Colombia's EasyFly is looking to further bolster its fleet of British Aerospace Jetstream 41 aircraft next year and over the medium term eyes expanding into narrowbody aircraft, most likely the Boeing 737-500.
EasyFly launched in late 2007 with an initial fleet of four leased Jetstream 41s and last August announced the acquisition of five more of the type. EasyFly planning director Alfonso Avila Corchuelo says the carrier is only now just placing into service the second of these five aircraft and the remaining three should finally be operating by year-end.
He says it has taken time to prepare the aircraft for revenue service because they were acquired "as is" and EasyFly's in-house maintenance operation has since been working on overhauling the aircraft. The aircraft, which were previously operated by US carriers, were acquired through British Aerospace.
"We purchased the aircraft and did the c-checks ourselves. It's cheaper that way," Avila explains.
He says EasyFly is now looking to buy a further three Jetstream 41s which it would like to place into service next year. That would complete the first phase of the carrier's business plan, which envisioned operating 12 30-seat turboprops on thin regional routes.
"I think we'll go up to 12," Avila says. "I think 12 is the maximum we'll be able to fly out of here" given the size of Colombia's regional market.
He adds EasyFly will then begin the second phase of its business plan, which envisions operations on domestic trunk and short-haul international routes. "This [the Jetstream expansion] is phase one of our airline.
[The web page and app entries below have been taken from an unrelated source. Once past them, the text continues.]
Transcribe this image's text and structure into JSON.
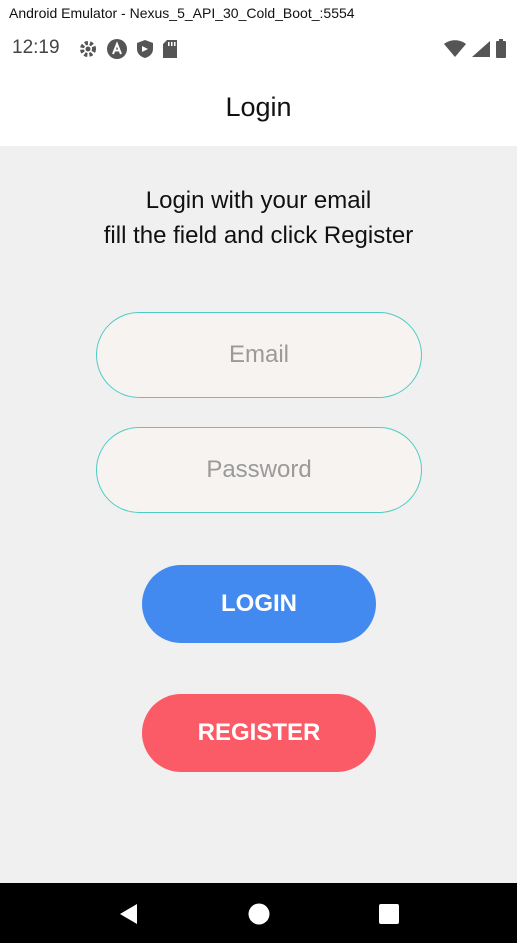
{
  "window": {
    "title": "Android Emulator - Nexus_5_API_30_Cold_Boot_:5554"
  },
  "status_bar": {
    "time": "12:19",
    "left_icons": [
      "gear-icon",
      "android-a-icon",
      "shield-icon",
      "sd-card-icon"
    ],
    "right_icons": [
      "wifi-icon",
      "cellular-signal-icon",
      "battery-icon"
    ]
  },
  "app_bar": {
    "title": "Login"
  },
  "form": {
    "instructions_line1": "Login with your email",
    "instructions_line2": "fill the field and click Register",
    "email": {
      "placeholder": "Email",
      "value": ""
    },
    "password": {
      "placeholder": "Password",
      "value": ""
    },
    "login_label": "LOGIN",
    "register_label": "REGISTER"
  },
  "colors": {
    "field_border": "#4ecdc4",
    "field_background": "#f6f3f1",
    "login_button": "#428aef",
    "register_button": "#fb5b67",
    "nav_bar": "#000000"
  },
  "nav_bar": {
    "buttons": [
      "back-icon",
      "home-icon",
      "recents-icon"
    ]
  }
}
We think we can grow into larger aircraft in the future to fly internationally and connect bigger domestic routes."
He says EasyFly could add a second aircraft type in 2011 and given the current price of used narrowbodies "it would be great to negotiate airplanes now even if we don't receive them for another year or two".
Avila calls the 737-500 the ideal aircraft for domestic trunk routes in Colombia because the market he believes is too small for larger 737s. EasyFly is interested in acquiring 120-seat aircraft but believes Airbus narrowbodies in this category may be too expensive.
The timing of EasyFly's expansion into larger aircraft will ultimately depend on market conditions and Avila says now is not the time for expansion, pointing out currently the domestic market is oversaturated.
Domestic capacity in Colombia has jumped this year driven by expansion at Aires, which previously only operated Bombardier Dash 8 turboprops but over the first half of this year expanded into domestic trunk routes with five newly acquired Boeing 737-700s. In June just under 800,000 passengers travelled domestically according to Colombian CAA figures, a 7% increase over last year. EasyFly carried 22,531 passengers in June, giving it a 3% share of the total domestic market.
"We'll have to wait it out because a lot of trunk routes are saturated," Avila says. "They are [Aires] are shooting for market share. It's too much capacity on the main routes."
He adds: "The market is really evolving every day. We have a plan but we'll have to adjust."